Rise of the Roman Empire
The rise of the Roman Empire can be traced back to the city of Rome itself, which was originally a small settlement founded in the 8th century BC. Through strategic military campaigns and political alliances, Rome gradually expanded its authority over neighboring territories, eventually becoming a republic.
However, it was during the rule of Julius Caesar that Rome underwent a significant transformation. Caesar’s military conquests and political reforms laid the foundation for the transition from a republic to an empire, characterized by the consolidation of power under a single ruler.
Pax Romana and Achievements
One of the notable aspects of the Roman Empire was the establishment of Pax Romana, a period of relative peace and stability that lasted for over two centuries. During this time, the empire experienced an unprecedented level of economic prosperity, urbanization, and cultural advancements.
The Romans were renowned for their engineering feats, such as the construction of Aqueducts, which provided a reliable water supply to cities, and impressive architectural structures like the Colosseum and the Pantheon. They also excelled in military tactics and built a formidable army that allowed them to conquer and control vast territories.
Decline and Fall

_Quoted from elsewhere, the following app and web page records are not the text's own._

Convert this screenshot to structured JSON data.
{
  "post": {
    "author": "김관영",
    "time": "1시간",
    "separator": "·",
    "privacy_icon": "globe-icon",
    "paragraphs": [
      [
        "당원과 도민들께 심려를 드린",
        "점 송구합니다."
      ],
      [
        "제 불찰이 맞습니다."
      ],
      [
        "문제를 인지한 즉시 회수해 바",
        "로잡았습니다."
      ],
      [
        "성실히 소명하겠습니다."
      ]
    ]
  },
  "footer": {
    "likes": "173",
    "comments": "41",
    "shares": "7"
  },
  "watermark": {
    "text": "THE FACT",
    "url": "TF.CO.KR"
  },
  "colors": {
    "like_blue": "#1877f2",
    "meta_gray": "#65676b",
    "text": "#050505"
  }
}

Despite its remarkable achievements, the Roman Empire eventually faced numerous challenges that led to its decline and fall. Internal conflicts, economic instability, and pressure from external forces, such as barbarian invasions, contributed to the weakening of the empire.
In 476 AD, Rome was sacked by Odoacer, a Germanic chieftain, marking the end of the Western Roman Empire. However, the Eastern Roman Empire, also known as the Byzantine Empire, continued to thrive for several more centuries before its eventual demise in 1453 AD.

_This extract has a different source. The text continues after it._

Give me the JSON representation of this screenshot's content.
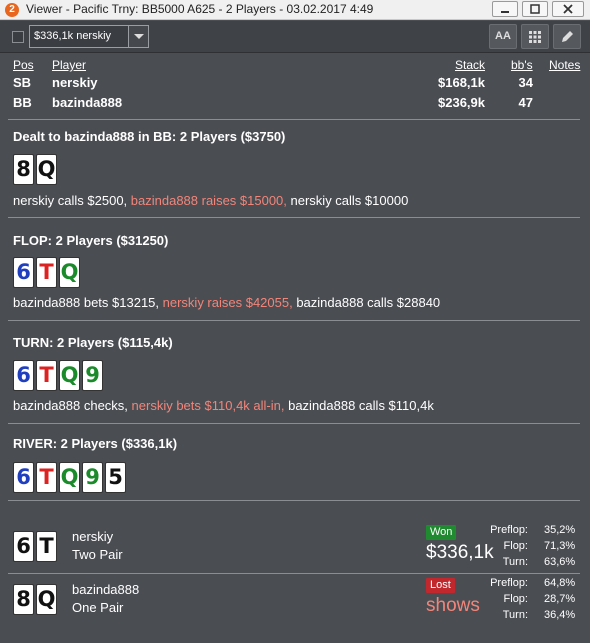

The legacy of the Roman Empire can still be seen in modern-day architecture, literature, legal systems, and political structures. It left an indelible mark on the world and continues to be studied and admired for its significant contributions to human civilization.

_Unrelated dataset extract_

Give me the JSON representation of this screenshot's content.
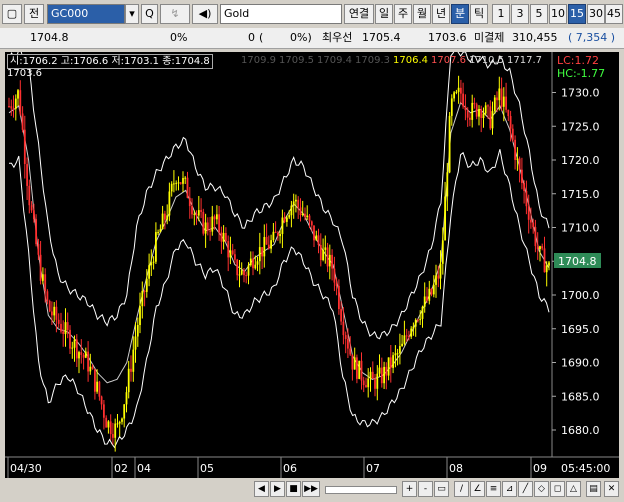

The Fall of Rome
The Fall of Rome
Rome, once the mighty capital of the Roman Empire, met its downfall in the 5th century. The fall of Rome marked the end of an era and had significant impacts on Western civilization.
Factors Contributing to the Fall
- Barbarian Invasions: One of the key reasons for Rome’s fall was the incessant attacks from barbarian tribes. The Visigoths, Ostrogoths, Vandals, and Huns all played a role in weakening and ultimately bringing down the empire.
- Economic Decline: The empire faced economic struggles due to excessive taxation, inflation, and the depletion of resources. This resulted in a weakened economy and the inability to fund military defenses adequately.
- Political Corruption: Rome experienced a decline in effective leadership and governance. Corruption, power struggles, and weak emperors weakened the empire from within.
The Split of the Empire
In the 4th century, the Roman Empire had split into the Western Roman Empire and the Eastern Roman Empire. The Western Roman Empire, which included Rome itself, became increasingly vulnerable to external threats.
As the barbarian invasions intensified, the Western Roman Empire faced constant pressure on its borders. The Visigoths sacked Rome in 410, while the Vandals pillaged the city in 455.
The Final Fall
With increasing instability and a declining military, the Western Roman Empire reached its breaking point in 476. The last Roman emperor, Romulus Augustus, was overthrown by the Germanic chieftain Odoacer.
This event marked the end of the Western Roman Empire and is often regarded as the formal fall of Rome.
The Impact of Rome’s Fall
The fall of Rome had far-reaching consequences that shaped the course of history. It marked the beginning of the Middle Ages and the rise of various successor states in Europe. It also led to the decline of Latin as the dominant language and the emergence of new cultural and political systems.
While Rome may have fallen, its legacy still lives on in various aspects of modern society, including language, architecture, law, and governance.